And that’s not quite the same as having things the other way around. If you see Criegee biradicals as silver bullet, remember they are already constantly being fired up…
Current practice is to grind and burn enormous amounts of limestone, releasing equally enormous amounts of CO2 to the atmosphere. But isn’t there some way to reverse the chemical process and still end up with building material?
Geoengineering can be compared to taking a pill for being overweight. Instead of trying to tackle the root of the problem, it tries to cure the symptoms. But like medicine for reducing obesity we will probably need it in the … Continue reading
Clouds can have a large impact on global climate. Depending on conditions they can either trap or reflect the sun’s heat. Scientists at CERN have now determined that organic vapours released by Earth’s organisms play a far more significant role … Continue reading
Here’s another climate model study that challenges the Arctic tipping point idea. Arctic melting is still sensitive to temperature rise though and any further increase in atmospheric CO2 will keep translating to further ice loss. According to the new NASA … Continue reading

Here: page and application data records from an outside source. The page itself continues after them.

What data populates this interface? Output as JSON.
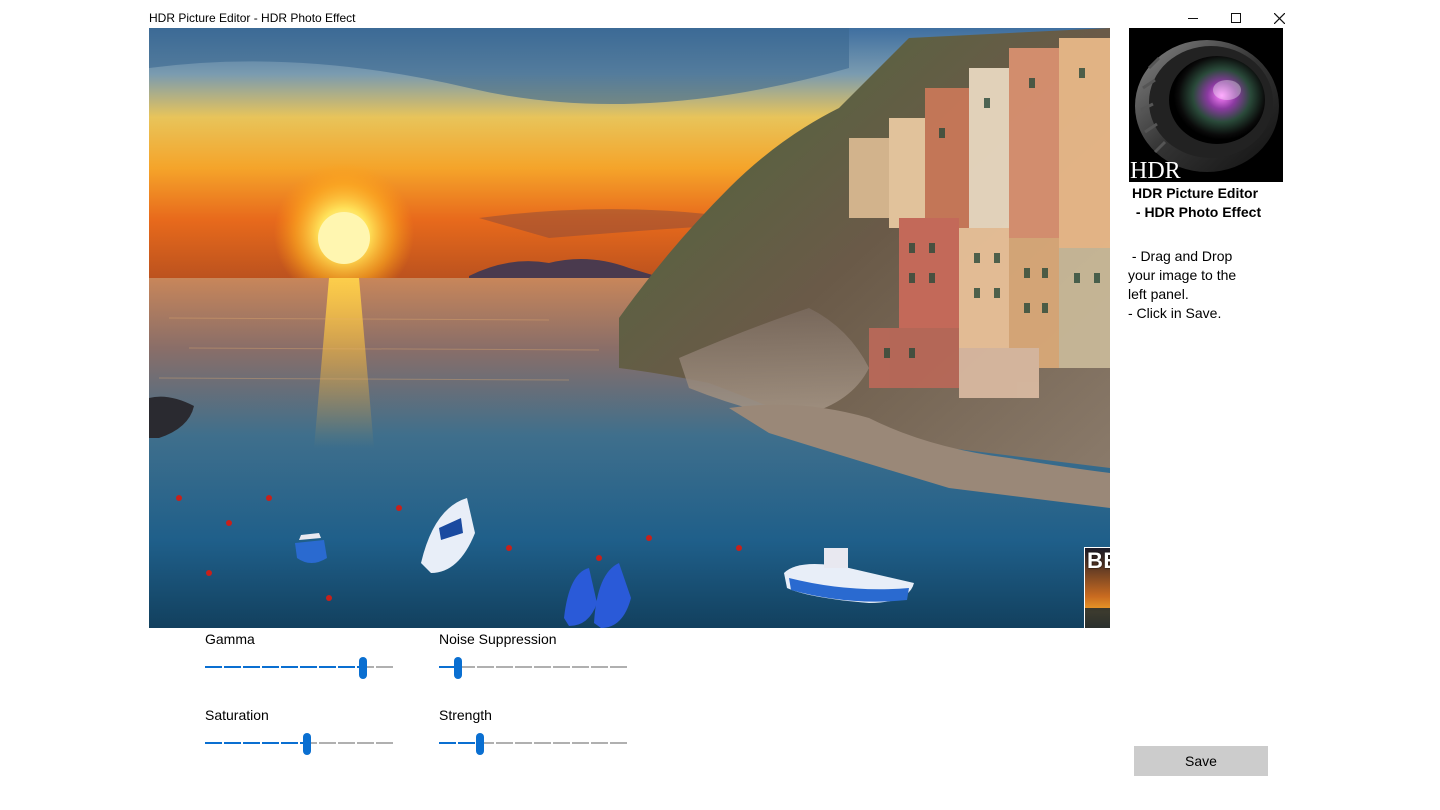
{
  "window": {
    "title": "HDR Picture Editor - HDR Photo Effect"
  },
  "icons": {
    "minimize": "minimize-icon",
    "maximize": "maximize-icon",
    "close": "close-icon"
  },
  "preview": {
    "before_label": "BEFORE"
  },
  "sidebar": {
    "logo_text": "HDR",
    "app_name_line1": "HDR Picture Editor",
    "app_name_line2": " - HDR Photo Effect",
    "instructions": [
      " - Drag and Drop",
      "your image to the",
      "left panel.",
      "- Click in Save."
    ],
    "save_label": "Save"
  },
  "sliders": {
    "gamma": {
      "label": "Gamma",
      "value_fraction": 0.84
    },
    "noise_suppression": {
      "label": "Noise Suppression",
      "value_fraction": 0.1
    },
    "saturation": {
      "label": "Saturation",
      "value_fraction": 0.54
    },
    "strength": {
      "label": "Strength",
      "value_fraction": 0.22
    }
  },
  "colors": {
    "accent": "#0a6fd1",
    "save_button": "#cccccc"
  }
}
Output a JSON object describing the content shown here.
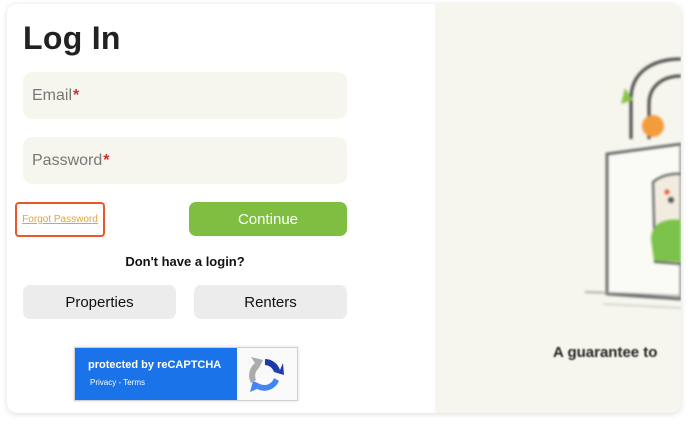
{
  "login": {
    "title": "Log In",
    "email_label": "Email",
    "password_label": "Password",
    "required_mark": "*",
    "forgot_password": "Forgot Password",
    "continue_label": "Continue",
    "no_login_text": "Don't have a login?",
    "properties_label": "Properties",
    "renters_label": "Renters"
  },
  "recaptcha": {
    "protected_text": "protected by reCAPTCHA",
    "privacy": "Privacy",
    "separator": " - ",
    "terms": "Terms"
  },
  "promo": {
    "headline": "A guarantee to"
  },
  "colors": {
    "accent_green": "#80be41",
    "highlight_orange": "#e8562a",
    "link_orange": "#e6a23c",
    "required_red": "#d32f2f",
    "recaptcha_blue": "#1a73e8"
  },
  "icons": {
    "recaptcha": "recaptcha-logo-icon",
    "illustration": "padlock-illustration"
  }
}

Breeding crops with deeper (and larger) root systems could help to lower atmospheric CO2 levels, while also making the crops better drought-resistant, Douglas Kell, a Professor of Bioanalytical Science at the University of Manchester says.
Chemists of Lehigh University have engineered new porous materials to adsorb [adhesion of gas to surface] both CO2 and methane from flue gas.
A strange publication with an interesting conclusion.